One of Kombucha’s many gifts is that of self-perpetuation. You can literally make a LIFETIME supply from one culture, if it is properly cared for. At first, this is a miraculous delight for the homebrewer, but after a few cycles, it can seem like you are in trouble with Tribbles. Many people are loath to simply toss the extra cultures, rightfully acknowledging that the SCOBY is a living organism with its own consciousness and intelligence.
The great news is that this is a win-win situation. Science has barely begun to grasp the full scope of Kombucha’s usefulness from functional beverage, to household cleaner, to skin & hair care product to vegan leather substitute. This flexibility gives the homebrewer an excellent opportunity to experiment. Instead of dreading what to do with those extra cultures – I’ve included some great tips for other ways to use them, but first, let’s take a closer look at what the SCOBYis exactly.

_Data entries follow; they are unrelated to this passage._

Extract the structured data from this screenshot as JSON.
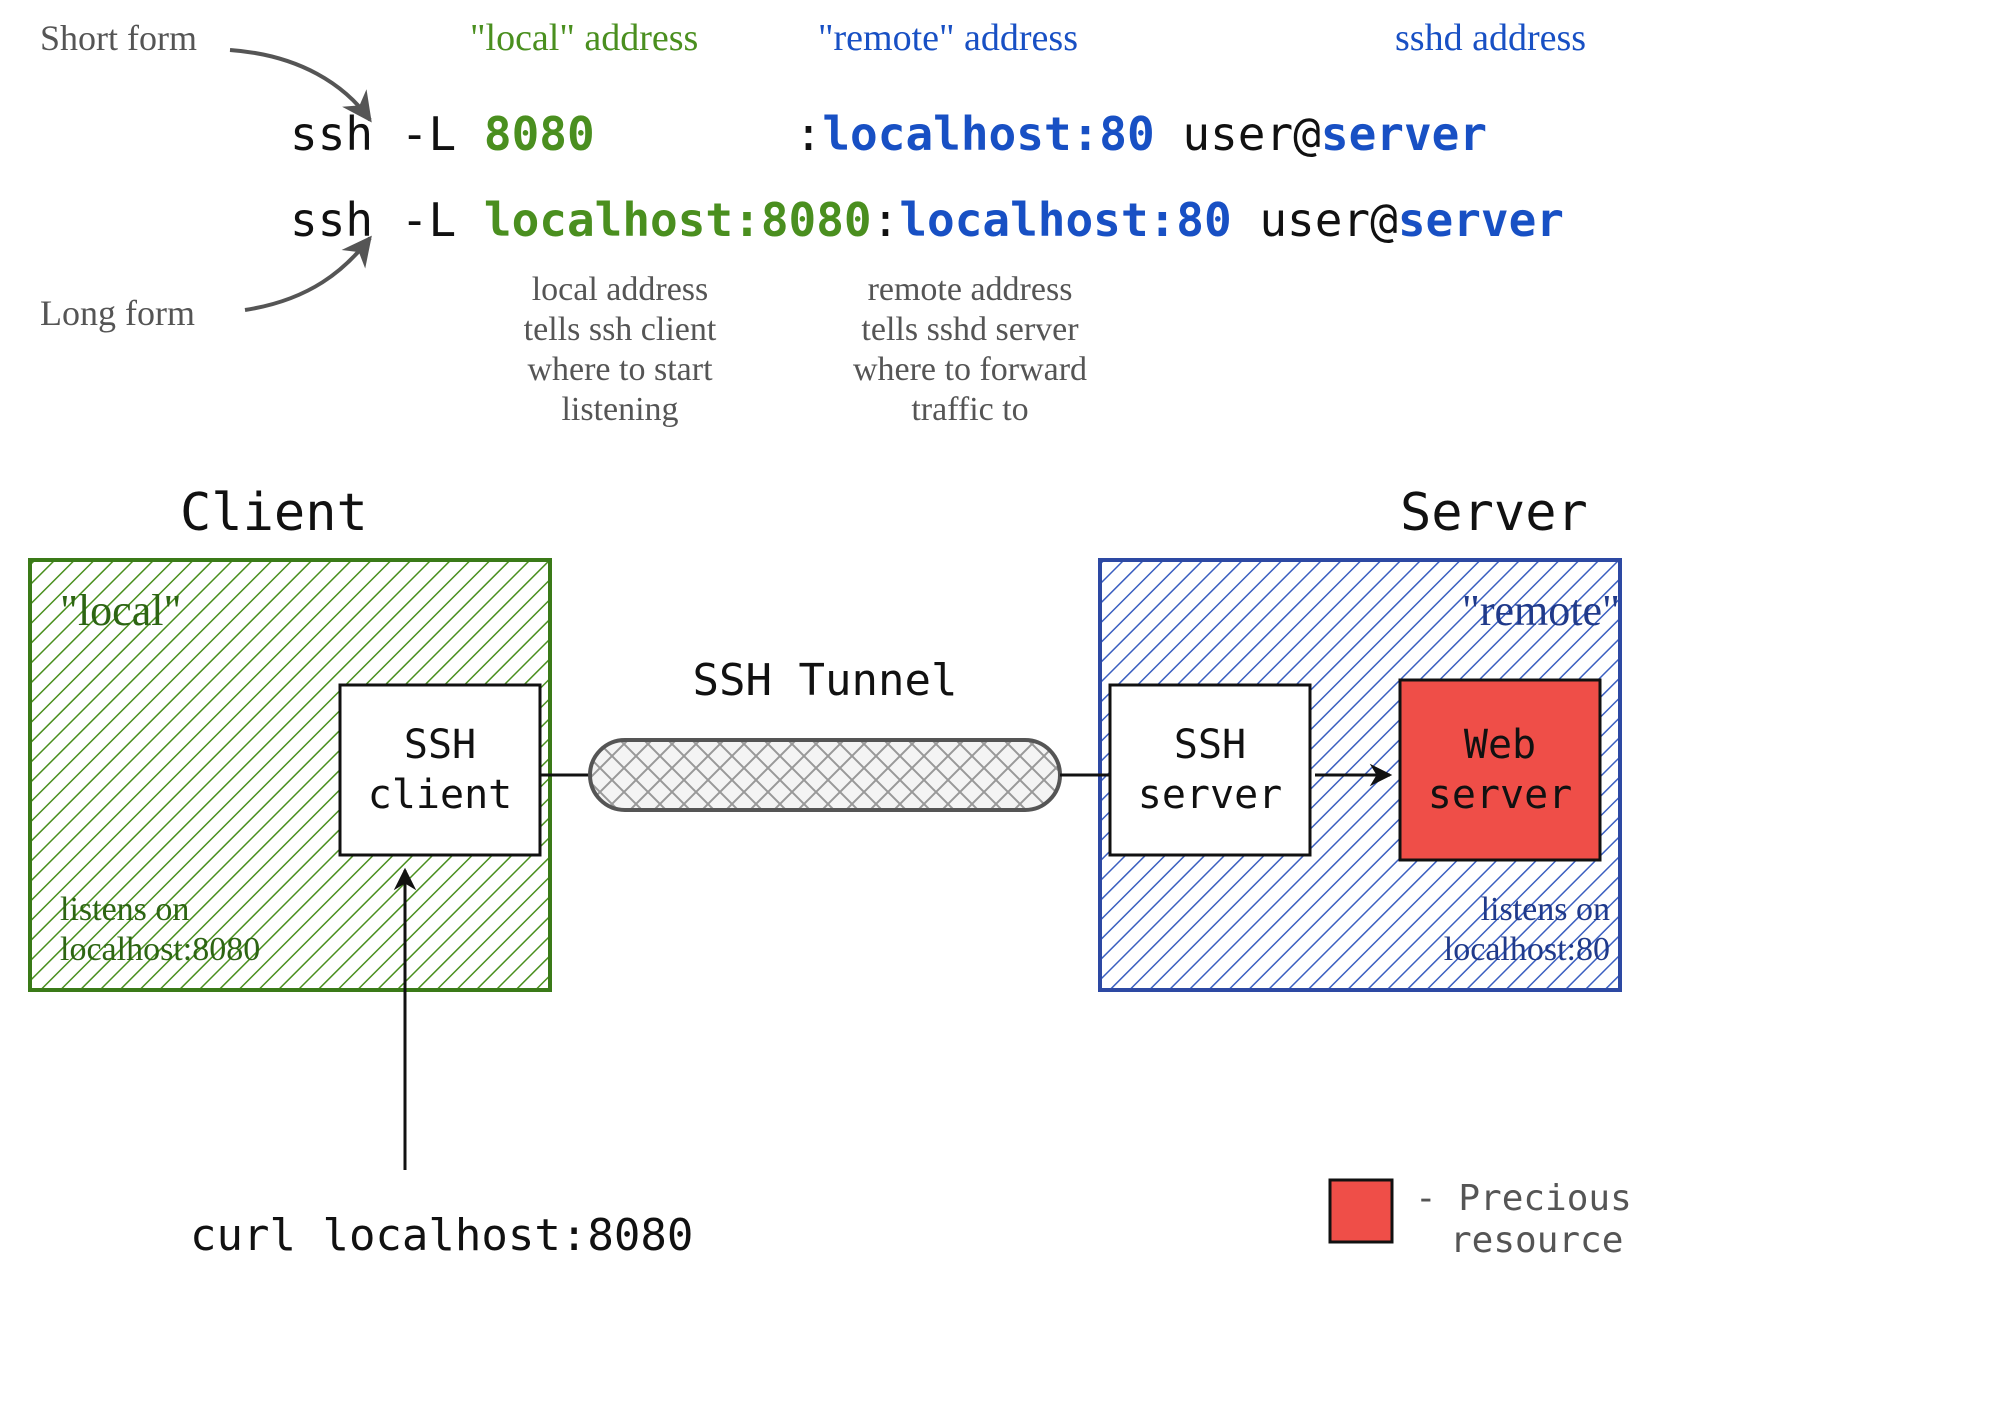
{
  "annot": {
    "short_form": "Short form",
    "long_form": "Long form",
    "local_addr": "\"local\" address",
    "remote_addr": "\"remote\" address",
    "sshd_addr": "sshd address",
    "local_expl_l1": "local address",
    "local_expl_l2": "tells ssh client",
    "local_expl_l3": "where to start",
    "local_expl_l4": "listening",
    "remote_expl_l1": "remote address",
    "remote_expl_l2": "tells sshd server",
    "remote_expl_l3": "where to forward",
    "remote_expl_l4": "traffic to"
  },
  "cmd1": {
    "prefix": "ssh -L ",
    "local": "8080",
    "colon1": ":",
    "remote": "localhost:80",
    "usr": " user@",
    "srv": "server"
  },
  "cmd2": {
    "prefix": "ssh -L ",
    "local": "localhost:8080",
    "colon1": ":",
    "remote": "localhost:80",
    "usr": " user@",
    "srv": "server"
  },
  "diagram": {
    "client_title": "Client",
    "server_title": "Server",
    "local_tag": "\"local\"",
    "remote_tag": "\"remote\"",
    "ssh_tunnel": "SSH Tunnel",
    "ssh_client_l1": "SSH",
    "ssh_client_l2": "client",
    "ssh_server_l1": "SSH",
    "ssh_server_l2": "server",
    "web_l1": "Web",
    "web_l2": "server",
    "client_listen_l1": "listens on",
    "client_listen_l2": "localhost:8080",
    "server_listen_l1": "listens on",
    "server_listen_l2": "localhost:80",
    "curl": "curl localhost:8080"
  },
  "legend": {
    "l1": "- Precious",
    "l2": "resource"
  },
  "colors": {
    "green": "#4a8f1f",
    "blue": "#1850c4",
    "red": "#ef4e48",
    "gray": "#555"
  }
}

SCOBY – Symbiotic Culture of Bacteria and Yeast
Most commonly pronounced with a short ‘o’ (like the ‘o’ in the word ‘go’) but maybe you like to call it “Scooby” after your favorite cartoon dog. 😉 It is also known as a biofilm, pellicle, zooglea (living skin), yeast mat or near lichen. The SCOBY is a protective layer built by the bacteria – most often Acetobacter xylinium, but could also be any of several other strains – to prevent other non-friendly or pathogenic bacteria from entering their food source while dually serving to reduce evaporation.
The zooglea also acts as home for a large number of yeast and bacteria. Think of it kind of like an apartment building – the yeast live on one floor, bacteria on the next, and so on. They build this cellulose structure to make working together easier. Finally, the mat makes transfering the necessary bacteria and yeast starter from one batch to the next extremely easy, ensuring their continued propogation.
WHAT TO DO WITH EXTRA SCOBYS
Beauty is Skin Deep
- Check out these recipes for making your very own beauty masque and toner from Bev Ferguson, owner of the Original Kombucha List.
- I like to take a fresh culture and lay it across my face (no, it will not suck your brains out, though the thought has crossed my mind). Allow the culture to rest on your face for up to 15 minutes, using a towel to catch the drips. You may notice some redness on your skin but it will quickly fade. If you are sensitive, always test first on a small section of skin.
Why this works
- The Kombucha culture also has many topical uses. One of the terms for the SCOBY is zooglea, which translates as “living skin” and helps heal the skin from burns, wounds and other skin ailments. Biofilms are not new and have a wide range of applications from medicinal bandages, replacement blood veins, speaker diaphragms and more. BASYC is one such biofilm that is being tested and manufactured for such purposes. They have isolated an acetobacter xylinium strain – one of the bacteria native to the Kombucha culture – to create this biofilm.
- You can use pieces of the culture topically to speed healing of cuts, burns and other wounds. Cut a piece to size and hold in place with a bandage wrap. It will sting a bit, much like iodine.
Why this works
Pets are People too!
- Animals can also reap the health benefits of Kombucha. I give my dog Kombucha in her food everyday. She has a shiny coat, healthy skin and nails (despite having come to us with a bad case of mange) and very regular elimination.
- My friend Donna Schwenk of Cultured Food Life made these tasty sounding treats for her dog.
Why this works
- With the oceans being poisoned by plastic, healthy fish supplies are running low. Save a fish, eat a SCOBY! While many will feel disdain for the rubbery texture of the SCOBY, it is actually quite similar in texture to raw squid.
- If you don’t want to eat it straight, try adding a piece to your smoothie.
Why this works
How Does Your Garden Grow?
- Many plants thrive in more acidic soil environments. Grind up or coarsely chop a SCOBY and add it to your soil mix.
- Adding extra SCOBYs to the compost pile is a great way to return the culture to the earth. I throw them in my worm bin and boy, do I have a lot of happy worms! =) I use the worm tea to nourish my garden.
Why This Works
Do you have a use for Kombucha or SCOBYS that isn’t listed here? Leave a comment below.
Still need MORE ideas? Join us at the KommUnity discussion (already in progress) to talk about other uses for Kombucha & SCOBYs!